Recently I’ve read a lot of things about the attacks against Sony. I’ve read that they’re nothing more than extortion attempts by hackers that probably live in their parents basements (based on the fact that the initial demands didn’t mention North Korea at all). I’ve read they were orchestrated by China by people who felt North Korea was being picked on and couldn’t stand up for themselves. I’ve read highly unconvincing reports from the FBI that they were orchestrated by North Korea. No one really knows. I can send traffic to servers from anywhere in the world. Anyone can anonymize their web traffic as easily as using a ToR plug-in with Firefox. I’ve also spoken to friends at Sony that told me that they’re concerned about the future viability of Sony due to the business impacts of these attacks. I’ve also spoken with people at other studios freaking out about not wanting to “be the next Sony.” But in all of it, there’s something kicking in the back of my head. You see, if someone tried to blackmail me, I’d go to the press (or government) and allow the public to judge me for whatever it is, not cave to demands that are only likely to recur. Not giving into extortion demands is the right thing to do. If someone threatened the safety of people to go to a movie, I’d pull it as well, so that’s the right thing to do as well. There have been enough shootings in theaters and while financially potentially devastating it’s not worth the loss of a single human life to show The Interview in theaters. Of course, now that the attackers have backed off their stance, The Interview will be shown in hundreds of theaters. And it will likely be viewed online by millions of people over the next few days. And if this was carried out by North Korea, they couldn’t visit all of our homes to pull it (although the awful remake of Red Dawn by MGM might indicate differently). I believe that the good, American thing to do is show our support to Sony for all the brain candy they’ve given us in the past.

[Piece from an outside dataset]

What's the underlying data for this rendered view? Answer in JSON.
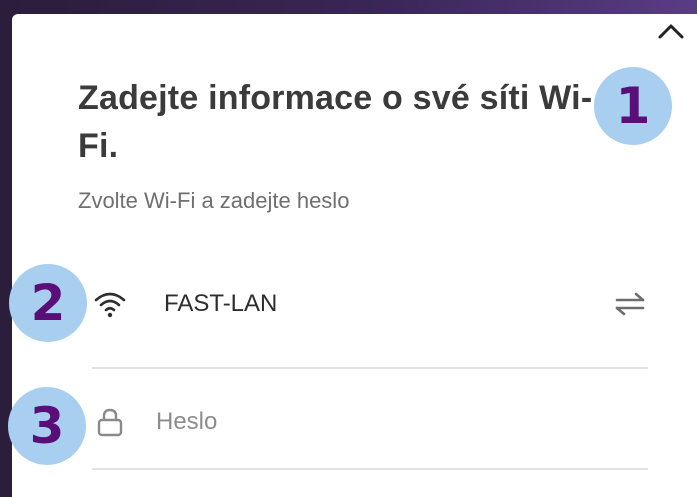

More than that, our support for doing what’s right. And what’s more capitalistic of us than spending $6 on a movie (other than spending more)? What’s better for Sony than to make a little money? In America, we tend to root for underdogs. We love Rocky (which btw cost less than a million to make and brought in a breathtaking $225M – 1:225 ROI there). We wanted Rudy to score a touchdown for the Irish (TriStar – part of Sony). We practiced our kicks like the Karate Kid (Columbia Pictures – part of Sony). We watched Jerry Maguire (TriStar – part of Sony again) even though we couldn’t stand Tom Cruise and rooted for the guy who risked it all to do the right thing (Money, baby). We threw up in our mouth a little when we watched Dodgeball (Fox but a fun movie anyways). We adore Gandhi (Columbia – again part of Sony) because it won an Oscar and taught us the story of one of the greatest men of all time. We loved Charlie Sheen when he was Winning in Major League (Mirage). And we loved Kick-Ass (Lions Gate), one of the unlikeliest heros of all. Sony made Bond great again. Sony brought us Spiderman to the big screen. Sony told us about The Social Network (and were still allowed to have Facebook accounts. Sony gave us Eat Pray Love. Sony killed zombies awesome sauce in Zombieland. Sony gave us Superbad. Sony taught us a history lesson with The King’s Speech. Sony brought The Da Vinci Code to the big screen. Sony made a great movie in the Lords of Dogtown. Sony brought us Hell Boy, Adaptation (as a writer, a movie I love), Ali, Black Hawk Down and countless other movies. Some great, some not. That’s the game. Now, we have a chance to do a very small part by helping Sony escape financial ruin. And yes, they make more movies that suck than are awesome. Because that’s what all studios do. And yes, the film industry seems like a bunch of rich people being silly sometimes. But there are real people that work there. Normal people. With boys and girls and installations at burning man. Some of the best people I know. And they do great work. And sometimes the studio makes brilliant movies. And whether this was spearheaded (yes, bad pun on spear phishing) by a dictator with a bad fade, the remaining communist hardliners in China, another studio or something else, it’s up to the market to dictate the outcome. That’s capitalism. ‘Merica PS – It’s hilarious.

December 26th, 2014

Posted In: Business, Mac Security, personal

Tags: , , , , , ,